Component data from apps and pages:

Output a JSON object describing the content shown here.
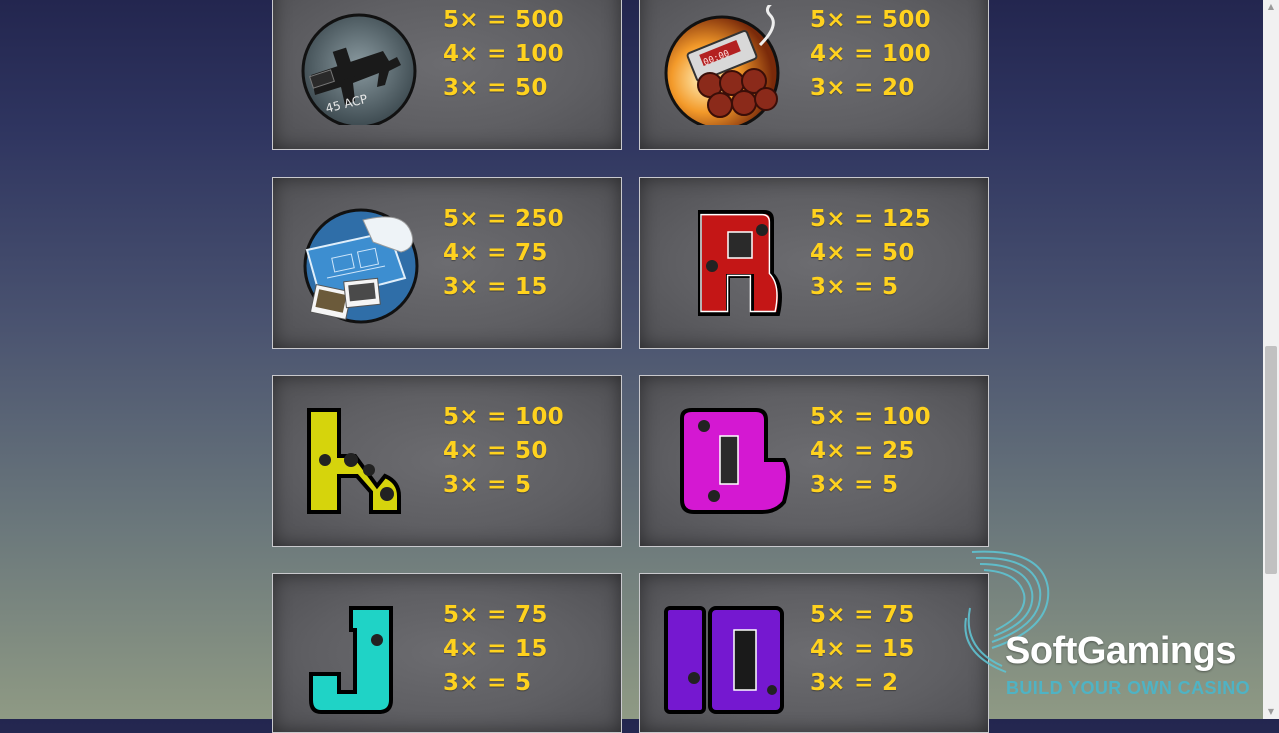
{
  "paytable": [
    {
      "symbol": "gun-icon",
      "pays": [
        "5× = 500",
        "4× = 100",
        "3× = 50"
      ],
      "label": "45 ACP"
    },
    {
      "symbol": "dynamite-bomb-icon",
      "pays": [
        "5× = 500",
        "4× = 100",
        "3× = 20"
      ],
      "label": "00:00"
    },
    {
      "symbol": "blueprint-icon",
      "pays": [
        "5× = 250",
        "4× = 75",
        "3× = 15"
      ]
    },
    {
      "symbol": "letter-a-icon",
      "letter": "A",
      "color": "#cc1111",
      "pays": [
        "5× = 125",
        "4× = 50",
        "3× = 5"
      ]
    },
    {
      "symbol": "letter-k-icon",
      "letter": "K",
      "color": "#d8d40a",
      "pays": [
        "5× = 100",
        "4× = 50",
        "3× = 5"
      ]
    },
    {
      "symbol": "letter-q-icon",
      "letter": "Q",
      "color": "#d21cd2",
      "pays": [
        "5× = 100",
        "4× = 25",
        "3× = 5"
      ]
    },
    {
      "symbol": "letter-j-icon",
      "letter": "J",
      "color": "#1bd8cc",
      "pays": [
        "5× = 75",
        "4× = 15",
        "3× = 5"
      ]
    },
    {
      "symbol": "number-10-icon",
      "letter": "10",
      "color": "#7a18d6",
      "pays": [
        "5× = 75",
        "4× = 15",
        "3× = 2"
      ]
    }
  ],
  "branding": {
    "name": "SoftGamings",
    "tagline": "BUILD YOUR OWN CASINO"
  },
  "colors": {
    "payout_text": "#ffd21e",
    "card_bg": "#5f5f63",
    "brand_accent": "#4fb3c4"
  }
}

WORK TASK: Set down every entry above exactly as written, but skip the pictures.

TASK RESPONSE:
Output a JSON object describing the content shown here.
{
  "paytable": [
    {
      "symbol": "gun-icon",
      "pays": [
        "5× = 500",
        "4× = 100",
        "3× = 50"
      ],
      "label": "45 ACP"
    },
    {
      "symbol": "dynamite-bomb-icon",
      "pays": [
        "5× = 500",
        "4× = 100",
        "3× = 20"
      ],
      "label": "00:00"
    },
    {
      "symbol": "blueprint-icon",
      "pays": [
        "5× = 250",
        "4× = 75",
        "3× = 15"
      ]
    },
    {
      "symbol": "letter-a-icon",
      "letter": "A",
      "color": "#cc1111",
      "pays": [
        "5× = 125",
        "4× = 50",
        "3× = 5"
      ]
    },
    {
      "symbol": "letter-k-icon",
      "letter": "K",
      "color": "#d8d40a",
      "pays": [
        "5× = 100",
        "4× = 50",
        "3× = 5"
      ]
    },
    {
      "symbol": "letter-q-icon",
      "letter": "Q",
      "color": "#d21cd2",
      "pays": [
        "5× = 100",
        "4× = 25",
        "3× = 5"
      ]
    },
    {
      "symbol": "letter-j-icon",
      "letter": "J",
      "color": "#1bd8cc",
      "pays": [
        "5× = 75",
        "4× = 15",
        "3× = 5"
      ]
    },
    {
      "symbol": "number-10-icon",
      "letter": "10",
      "color": "#7a18d6",
      "pays": [
        "5× = 75",
        "4× = 15",
        "3× = 2"
      ]
    }
  ],
  "branding": {
    "name": "SoftGamings",
    "tagline": "BUILD YOUR OWN CASINO"
  },
  "colors": {
    "payout_text": "#ffd21e",
    "card_bg": "#5f5f63",
    "brand_accent": "#4fb3c4"
  }
}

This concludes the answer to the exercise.